2 in 3 American adults use a broadband connection at home. Among those who don’t have high-speed access at home, most don’t go on the internet at home, and the others who do use dial-up connections (only 5% of adults).
The Pew Internet & American Life Project knows more about Americans’ use of the internet than probably any other research organization, and their report, Home Broadband 2010, presents a comprehensive snapshot of how people in the U.S. are using the internet as of May 2010.
The most striking statistic in Pew’s survey is that growth of broadband among African-Americans grew in double-digits (22% year-on-year) while growth of broadband adoption slowed to 5% overall between 2009-10. This growth rate has cut the difference in the adoption of [email protected] between Whites and Blacks in half in just one year (67% compared to 56%).
Furthermore, Pew found that, “Minority Americans see a lack of broadband access as a major hindrance to accomplishing numerous tasks, while seniors are less likely to see the drawbacks of a lack high-speed access.”
There’s no Mars vs. Venus difference between Men and Women when it comes to adoption of broadband. However, there continue to be differences across age cohorts: greatest broadband penetration at home is among people under 50, with 80% of 18-29 year old’s having broadband at home and 75% of people 30-49 with it. Even for Boomers, 50-64, 63% (2 in 3) have broadband at home. Not surprisingly, broadband at home is lowest among seniors, Americans 65 and over, of whom only 1 in 3 have broadband at home. More affluent households have a greater adoption of broadband, as well as people with more education.
1 in 5 American adults doesn’t use the internet at all, whether via fast or slow connections. Why not? Pew aggregated 3 types of reasons why people avoid the internet:
- Lack of relevance: 48%, or 1 in 2, people who don’t use the internet at all are either not interested in it, feel it’s a waste of time, they’re too busy, or they don’t need or want it.
- Price/cost — for 21%, the internet is seen as too expensive, along with the fact that they don’t have a computer at home.

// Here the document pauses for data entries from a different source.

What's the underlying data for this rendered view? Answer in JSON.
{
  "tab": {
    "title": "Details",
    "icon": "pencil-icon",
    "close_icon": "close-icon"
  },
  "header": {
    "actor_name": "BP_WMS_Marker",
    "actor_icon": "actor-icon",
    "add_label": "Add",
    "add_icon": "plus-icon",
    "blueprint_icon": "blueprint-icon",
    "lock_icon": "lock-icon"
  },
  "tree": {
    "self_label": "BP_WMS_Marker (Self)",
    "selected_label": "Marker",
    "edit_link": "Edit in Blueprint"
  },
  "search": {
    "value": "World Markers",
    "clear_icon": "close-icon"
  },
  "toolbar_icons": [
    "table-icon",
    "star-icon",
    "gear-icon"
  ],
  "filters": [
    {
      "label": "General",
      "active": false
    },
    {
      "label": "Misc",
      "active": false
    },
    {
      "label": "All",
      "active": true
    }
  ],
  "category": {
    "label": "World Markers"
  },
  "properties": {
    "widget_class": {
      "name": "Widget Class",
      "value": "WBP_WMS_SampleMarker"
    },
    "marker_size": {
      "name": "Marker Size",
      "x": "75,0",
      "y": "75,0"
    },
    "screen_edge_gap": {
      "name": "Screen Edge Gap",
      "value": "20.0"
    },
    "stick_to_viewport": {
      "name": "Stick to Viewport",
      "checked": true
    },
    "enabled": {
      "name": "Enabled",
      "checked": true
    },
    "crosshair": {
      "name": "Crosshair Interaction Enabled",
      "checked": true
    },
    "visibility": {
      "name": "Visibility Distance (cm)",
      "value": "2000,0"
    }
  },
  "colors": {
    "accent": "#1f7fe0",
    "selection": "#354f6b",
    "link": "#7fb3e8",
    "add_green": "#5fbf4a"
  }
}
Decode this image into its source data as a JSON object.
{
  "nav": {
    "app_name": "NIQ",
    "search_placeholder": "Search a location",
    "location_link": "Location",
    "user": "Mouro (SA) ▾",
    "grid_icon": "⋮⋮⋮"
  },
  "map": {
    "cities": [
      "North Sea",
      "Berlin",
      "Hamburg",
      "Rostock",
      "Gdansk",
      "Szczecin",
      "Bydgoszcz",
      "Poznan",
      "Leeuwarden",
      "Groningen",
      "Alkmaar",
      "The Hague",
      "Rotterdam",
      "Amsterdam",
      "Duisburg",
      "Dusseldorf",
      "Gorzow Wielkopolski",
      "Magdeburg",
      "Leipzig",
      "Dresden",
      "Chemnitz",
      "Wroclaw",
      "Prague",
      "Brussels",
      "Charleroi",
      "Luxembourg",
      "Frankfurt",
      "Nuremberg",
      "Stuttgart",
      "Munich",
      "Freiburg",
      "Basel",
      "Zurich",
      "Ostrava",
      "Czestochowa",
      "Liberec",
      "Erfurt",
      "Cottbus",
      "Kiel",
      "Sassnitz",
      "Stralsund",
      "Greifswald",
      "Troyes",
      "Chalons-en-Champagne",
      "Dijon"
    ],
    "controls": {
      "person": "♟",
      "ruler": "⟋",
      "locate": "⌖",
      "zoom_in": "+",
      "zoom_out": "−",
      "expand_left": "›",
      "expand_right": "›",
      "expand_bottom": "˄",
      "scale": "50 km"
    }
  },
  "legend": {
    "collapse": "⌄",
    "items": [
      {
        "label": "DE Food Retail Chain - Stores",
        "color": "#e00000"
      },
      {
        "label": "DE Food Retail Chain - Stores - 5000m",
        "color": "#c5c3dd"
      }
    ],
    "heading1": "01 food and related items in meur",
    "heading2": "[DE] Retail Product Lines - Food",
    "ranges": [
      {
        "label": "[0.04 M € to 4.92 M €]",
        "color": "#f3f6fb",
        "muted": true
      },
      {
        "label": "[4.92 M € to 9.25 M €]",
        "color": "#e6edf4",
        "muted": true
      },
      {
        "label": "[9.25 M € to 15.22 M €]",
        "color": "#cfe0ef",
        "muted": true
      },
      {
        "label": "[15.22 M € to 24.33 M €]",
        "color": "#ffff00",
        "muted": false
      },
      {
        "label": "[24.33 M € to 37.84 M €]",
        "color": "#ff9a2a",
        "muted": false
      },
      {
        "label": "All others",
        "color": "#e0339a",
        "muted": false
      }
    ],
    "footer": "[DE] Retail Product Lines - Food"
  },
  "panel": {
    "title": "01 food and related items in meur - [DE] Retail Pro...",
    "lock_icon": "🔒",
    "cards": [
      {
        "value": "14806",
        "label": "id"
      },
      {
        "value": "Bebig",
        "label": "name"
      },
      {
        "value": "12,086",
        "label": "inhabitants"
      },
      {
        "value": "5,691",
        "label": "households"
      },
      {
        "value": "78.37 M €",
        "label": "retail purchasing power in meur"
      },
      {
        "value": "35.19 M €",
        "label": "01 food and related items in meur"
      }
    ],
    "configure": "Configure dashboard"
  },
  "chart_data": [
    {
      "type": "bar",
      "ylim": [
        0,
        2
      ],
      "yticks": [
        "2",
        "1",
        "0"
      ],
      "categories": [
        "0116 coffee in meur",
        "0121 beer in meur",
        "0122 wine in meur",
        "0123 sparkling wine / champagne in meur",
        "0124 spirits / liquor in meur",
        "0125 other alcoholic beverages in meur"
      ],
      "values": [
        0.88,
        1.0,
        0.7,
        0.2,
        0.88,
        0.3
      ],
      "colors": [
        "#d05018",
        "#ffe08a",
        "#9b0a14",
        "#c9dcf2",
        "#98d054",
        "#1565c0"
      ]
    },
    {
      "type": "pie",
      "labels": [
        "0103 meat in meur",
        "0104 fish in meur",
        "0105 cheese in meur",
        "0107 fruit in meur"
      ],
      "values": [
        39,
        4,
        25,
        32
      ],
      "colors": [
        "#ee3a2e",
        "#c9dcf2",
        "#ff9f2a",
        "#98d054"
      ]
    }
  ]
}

- Usability: 18% point to reasons such as finding the internet frustrating to navigate, worries about viruses, and lack of knowledge about how to go online.
Health Populi’s Hot Points: One of the sad hallmarks of American health care is the state of health disparities in the nation. Health disparities are, simply put, the gaps between the health status of minorities and non-minorities in the U.S. — in the forms of disease, disability, and premature death — based on the definition of the Department of Health and Human Services. There have been persistent disparities between whites and non-whites in infant mortality, cardiovascular disease, diabetes, HIV infection/AIDS, cancer and lower rates of immunizations and cancer screening.
The causes of these disparities boil down to two big issues: lack of access to care, and substandard quality of care, according to the National Partnership for Action to End Health Disparities, a project of DHHS.
Broadband is one antidote for addressing health disparities. The chart on the right illustrates an important difference between Minority Americans and White Americans: that Black and Hispanic adults believe lack of broadband connections to the internet disadvantages people in several key areas of life: in finding jobs and learning new things to improve their lives, and in accessing health information.
Note that 30% of White Americans say that lack of broadband access is a major disadvantage when it comes to accessing health information online. But 45% of Black Americans and 42% of Hispanic Americans see that broadband brings big advantages to those who go online for health information.
Here’s a case where health citizens know one of the cures for what ails them: now, will public policy heed their call? The FCC National Broadband Plan made a strong case for broadening broadband access to Americans without it. Hopefully, there’s political will to build out the backbone of broadband for the rest of America’s health citizens.